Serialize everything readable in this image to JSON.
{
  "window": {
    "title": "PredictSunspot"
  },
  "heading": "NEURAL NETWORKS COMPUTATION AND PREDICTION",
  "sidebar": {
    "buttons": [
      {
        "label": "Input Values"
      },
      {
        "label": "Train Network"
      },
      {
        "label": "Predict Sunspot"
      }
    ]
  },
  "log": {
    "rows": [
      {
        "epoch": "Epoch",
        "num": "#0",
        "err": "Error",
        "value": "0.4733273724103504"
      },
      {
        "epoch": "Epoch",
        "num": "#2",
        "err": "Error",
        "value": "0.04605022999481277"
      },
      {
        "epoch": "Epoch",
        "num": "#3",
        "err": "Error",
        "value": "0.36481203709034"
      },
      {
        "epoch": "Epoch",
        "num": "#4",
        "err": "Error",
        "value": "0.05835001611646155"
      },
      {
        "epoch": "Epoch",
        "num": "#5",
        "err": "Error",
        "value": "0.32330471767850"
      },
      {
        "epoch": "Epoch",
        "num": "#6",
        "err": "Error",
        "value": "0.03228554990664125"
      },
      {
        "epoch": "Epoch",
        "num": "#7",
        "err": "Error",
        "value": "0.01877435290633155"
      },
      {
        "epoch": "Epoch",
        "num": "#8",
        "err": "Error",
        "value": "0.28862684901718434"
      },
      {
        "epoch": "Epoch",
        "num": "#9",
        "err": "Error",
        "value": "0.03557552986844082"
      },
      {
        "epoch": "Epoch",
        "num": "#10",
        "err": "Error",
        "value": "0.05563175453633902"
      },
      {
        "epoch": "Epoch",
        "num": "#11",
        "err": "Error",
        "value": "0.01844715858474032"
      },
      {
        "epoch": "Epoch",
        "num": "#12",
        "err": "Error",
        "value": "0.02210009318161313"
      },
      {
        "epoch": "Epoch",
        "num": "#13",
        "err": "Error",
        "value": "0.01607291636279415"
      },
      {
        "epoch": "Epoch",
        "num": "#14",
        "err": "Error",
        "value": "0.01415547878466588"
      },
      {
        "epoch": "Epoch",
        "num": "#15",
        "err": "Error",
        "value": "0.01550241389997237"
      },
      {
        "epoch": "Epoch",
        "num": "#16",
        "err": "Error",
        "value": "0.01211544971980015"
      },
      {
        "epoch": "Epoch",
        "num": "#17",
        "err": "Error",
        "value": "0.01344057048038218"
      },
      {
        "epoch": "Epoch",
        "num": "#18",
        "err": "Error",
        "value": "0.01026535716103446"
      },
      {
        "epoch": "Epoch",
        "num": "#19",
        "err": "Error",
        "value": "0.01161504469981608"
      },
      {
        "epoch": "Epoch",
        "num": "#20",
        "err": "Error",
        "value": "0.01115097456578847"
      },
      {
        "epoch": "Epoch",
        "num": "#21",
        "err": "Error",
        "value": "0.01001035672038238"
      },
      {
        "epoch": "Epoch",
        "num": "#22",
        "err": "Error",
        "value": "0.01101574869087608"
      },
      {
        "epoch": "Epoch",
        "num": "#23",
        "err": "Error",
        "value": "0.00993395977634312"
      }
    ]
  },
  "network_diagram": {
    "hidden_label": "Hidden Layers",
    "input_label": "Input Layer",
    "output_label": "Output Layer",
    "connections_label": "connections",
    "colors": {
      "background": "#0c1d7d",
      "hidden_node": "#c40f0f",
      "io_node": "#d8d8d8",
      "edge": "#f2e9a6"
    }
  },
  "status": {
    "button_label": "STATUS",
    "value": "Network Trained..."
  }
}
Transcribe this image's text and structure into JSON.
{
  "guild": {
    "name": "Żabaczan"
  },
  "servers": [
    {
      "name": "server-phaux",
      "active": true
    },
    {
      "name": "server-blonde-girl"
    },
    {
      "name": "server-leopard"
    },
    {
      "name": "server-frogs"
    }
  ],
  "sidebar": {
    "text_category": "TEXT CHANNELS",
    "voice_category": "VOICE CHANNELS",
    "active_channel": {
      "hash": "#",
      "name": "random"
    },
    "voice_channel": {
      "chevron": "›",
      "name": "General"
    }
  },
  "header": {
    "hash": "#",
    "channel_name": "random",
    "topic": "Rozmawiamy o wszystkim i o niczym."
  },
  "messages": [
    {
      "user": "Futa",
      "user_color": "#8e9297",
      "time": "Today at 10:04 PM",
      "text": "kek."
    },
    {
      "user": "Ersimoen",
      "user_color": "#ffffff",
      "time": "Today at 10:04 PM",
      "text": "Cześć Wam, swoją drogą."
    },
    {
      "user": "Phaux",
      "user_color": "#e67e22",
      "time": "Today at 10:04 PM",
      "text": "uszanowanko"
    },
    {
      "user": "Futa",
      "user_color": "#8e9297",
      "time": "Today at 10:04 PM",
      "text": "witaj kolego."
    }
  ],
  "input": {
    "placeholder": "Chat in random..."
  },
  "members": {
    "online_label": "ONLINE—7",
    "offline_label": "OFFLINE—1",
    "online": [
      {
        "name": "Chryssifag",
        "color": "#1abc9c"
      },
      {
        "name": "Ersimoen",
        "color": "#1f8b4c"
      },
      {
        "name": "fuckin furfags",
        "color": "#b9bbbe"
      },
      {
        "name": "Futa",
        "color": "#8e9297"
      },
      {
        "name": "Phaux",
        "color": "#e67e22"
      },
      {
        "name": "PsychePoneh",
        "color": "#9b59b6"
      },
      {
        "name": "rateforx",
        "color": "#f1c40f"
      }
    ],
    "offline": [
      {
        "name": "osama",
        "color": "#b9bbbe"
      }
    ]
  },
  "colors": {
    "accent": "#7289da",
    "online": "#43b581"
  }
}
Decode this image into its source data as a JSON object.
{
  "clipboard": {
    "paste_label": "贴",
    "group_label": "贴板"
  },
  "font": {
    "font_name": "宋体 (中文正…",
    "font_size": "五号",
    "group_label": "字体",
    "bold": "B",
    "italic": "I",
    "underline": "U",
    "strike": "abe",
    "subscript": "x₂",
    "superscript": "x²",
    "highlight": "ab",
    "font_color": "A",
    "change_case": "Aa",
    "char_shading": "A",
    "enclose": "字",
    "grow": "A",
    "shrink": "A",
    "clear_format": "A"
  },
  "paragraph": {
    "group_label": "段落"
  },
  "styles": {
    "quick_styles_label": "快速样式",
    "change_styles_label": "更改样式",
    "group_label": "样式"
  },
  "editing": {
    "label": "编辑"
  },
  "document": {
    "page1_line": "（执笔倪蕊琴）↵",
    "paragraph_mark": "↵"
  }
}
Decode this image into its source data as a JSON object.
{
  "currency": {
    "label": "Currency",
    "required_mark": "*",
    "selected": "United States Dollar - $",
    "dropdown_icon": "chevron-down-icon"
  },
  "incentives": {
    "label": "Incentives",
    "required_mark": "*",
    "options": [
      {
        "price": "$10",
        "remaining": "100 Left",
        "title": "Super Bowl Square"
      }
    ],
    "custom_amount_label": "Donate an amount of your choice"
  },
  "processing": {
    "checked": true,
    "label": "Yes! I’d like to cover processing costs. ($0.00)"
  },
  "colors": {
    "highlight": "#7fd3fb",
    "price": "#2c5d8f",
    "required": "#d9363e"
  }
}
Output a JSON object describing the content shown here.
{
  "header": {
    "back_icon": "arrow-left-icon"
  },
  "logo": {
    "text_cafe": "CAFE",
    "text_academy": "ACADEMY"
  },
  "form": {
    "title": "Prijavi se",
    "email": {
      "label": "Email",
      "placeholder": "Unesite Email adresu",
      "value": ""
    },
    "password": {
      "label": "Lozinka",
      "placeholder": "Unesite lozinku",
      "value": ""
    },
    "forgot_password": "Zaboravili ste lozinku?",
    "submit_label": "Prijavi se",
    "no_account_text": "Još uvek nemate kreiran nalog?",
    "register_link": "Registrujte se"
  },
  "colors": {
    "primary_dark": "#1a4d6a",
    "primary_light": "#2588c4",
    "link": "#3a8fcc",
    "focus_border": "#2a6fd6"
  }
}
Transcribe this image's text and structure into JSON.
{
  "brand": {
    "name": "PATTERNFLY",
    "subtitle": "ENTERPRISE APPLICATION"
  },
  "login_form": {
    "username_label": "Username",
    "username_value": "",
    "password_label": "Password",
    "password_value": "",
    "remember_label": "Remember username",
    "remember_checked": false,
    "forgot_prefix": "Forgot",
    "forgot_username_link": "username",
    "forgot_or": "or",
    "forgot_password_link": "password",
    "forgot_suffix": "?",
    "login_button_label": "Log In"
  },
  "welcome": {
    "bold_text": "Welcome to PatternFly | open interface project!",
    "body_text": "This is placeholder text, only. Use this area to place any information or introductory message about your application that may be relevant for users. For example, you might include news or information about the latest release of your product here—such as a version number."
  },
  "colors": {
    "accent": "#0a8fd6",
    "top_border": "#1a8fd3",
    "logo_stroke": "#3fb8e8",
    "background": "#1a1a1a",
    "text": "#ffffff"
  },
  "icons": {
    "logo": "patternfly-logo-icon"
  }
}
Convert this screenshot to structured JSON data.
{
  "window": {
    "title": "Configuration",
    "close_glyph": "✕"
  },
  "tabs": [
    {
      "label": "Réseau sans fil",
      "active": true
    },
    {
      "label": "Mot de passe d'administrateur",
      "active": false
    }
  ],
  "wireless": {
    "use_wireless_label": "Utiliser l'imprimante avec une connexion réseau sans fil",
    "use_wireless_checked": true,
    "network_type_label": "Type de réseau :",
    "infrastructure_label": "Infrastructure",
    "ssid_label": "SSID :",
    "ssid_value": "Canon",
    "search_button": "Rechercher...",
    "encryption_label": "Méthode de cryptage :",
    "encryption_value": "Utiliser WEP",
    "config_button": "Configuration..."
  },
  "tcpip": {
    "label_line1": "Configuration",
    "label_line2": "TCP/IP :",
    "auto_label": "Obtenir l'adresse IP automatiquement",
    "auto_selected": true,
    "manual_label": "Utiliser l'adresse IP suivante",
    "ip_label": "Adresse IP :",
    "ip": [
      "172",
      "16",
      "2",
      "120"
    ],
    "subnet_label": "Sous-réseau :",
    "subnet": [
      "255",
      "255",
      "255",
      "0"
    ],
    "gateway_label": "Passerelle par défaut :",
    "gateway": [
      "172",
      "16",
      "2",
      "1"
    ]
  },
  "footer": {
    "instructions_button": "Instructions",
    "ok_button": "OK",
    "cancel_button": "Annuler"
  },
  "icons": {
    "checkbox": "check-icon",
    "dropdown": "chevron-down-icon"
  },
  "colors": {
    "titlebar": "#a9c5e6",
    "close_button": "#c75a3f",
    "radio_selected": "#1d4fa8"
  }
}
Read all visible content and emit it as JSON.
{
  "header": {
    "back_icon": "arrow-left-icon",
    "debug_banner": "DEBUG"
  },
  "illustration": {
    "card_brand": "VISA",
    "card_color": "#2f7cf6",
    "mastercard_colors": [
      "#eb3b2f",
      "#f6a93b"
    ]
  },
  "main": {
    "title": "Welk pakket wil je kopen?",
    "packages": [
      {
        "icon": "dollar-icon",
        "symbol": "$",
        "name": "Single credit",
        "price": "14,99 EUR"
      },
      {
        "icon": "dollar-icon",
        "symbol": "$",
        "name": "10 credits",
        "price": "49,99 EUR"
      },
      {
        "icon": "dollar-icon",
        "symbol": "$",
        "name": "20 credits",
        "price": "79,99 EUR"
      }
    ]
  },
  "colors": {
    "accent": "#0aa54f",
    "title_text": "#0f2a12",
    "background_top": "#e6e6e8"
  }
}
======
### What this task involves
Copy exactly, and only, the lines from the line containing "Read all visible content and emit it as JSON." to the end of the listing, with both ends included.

### Answer section
Read all visible content and emit it as JSON.
{
  "header": {
    "back_icon": "arrow-left-icon",
    "debug_banner": "DEBUG"
  },
  "illustration": {
    "card_brand": "VISA",
    "card_color": "#2f7cf6",
    "mastercard_colors": [
      "#eb3b2f",
      "#f6a93b"
    ]
  },
  "main": {
    "title": "Welk pakket wil je kopen?",
    "packages": [
      {
        "icon": "dollar-icon",
        "symbol": "$",
        "name": "Single credit",
        "price": "14,99 EUR"
      },
      {
        "icon": "dollar-icon",
        "symbol": "$",
        "name": "10 credits",
        "price": "49,99 EUR"
      },
      {
        "icon": "dollar-icon",
        "symbol": "$",
        "name": "20 credits",
        "price": "79,99 EUR"
      }
    ]
  },
  "colors": {
    "accent": "#0aa54f",
    "title_text": "#0f2a12",
    "background_top": "#e6e6e8"
  }
}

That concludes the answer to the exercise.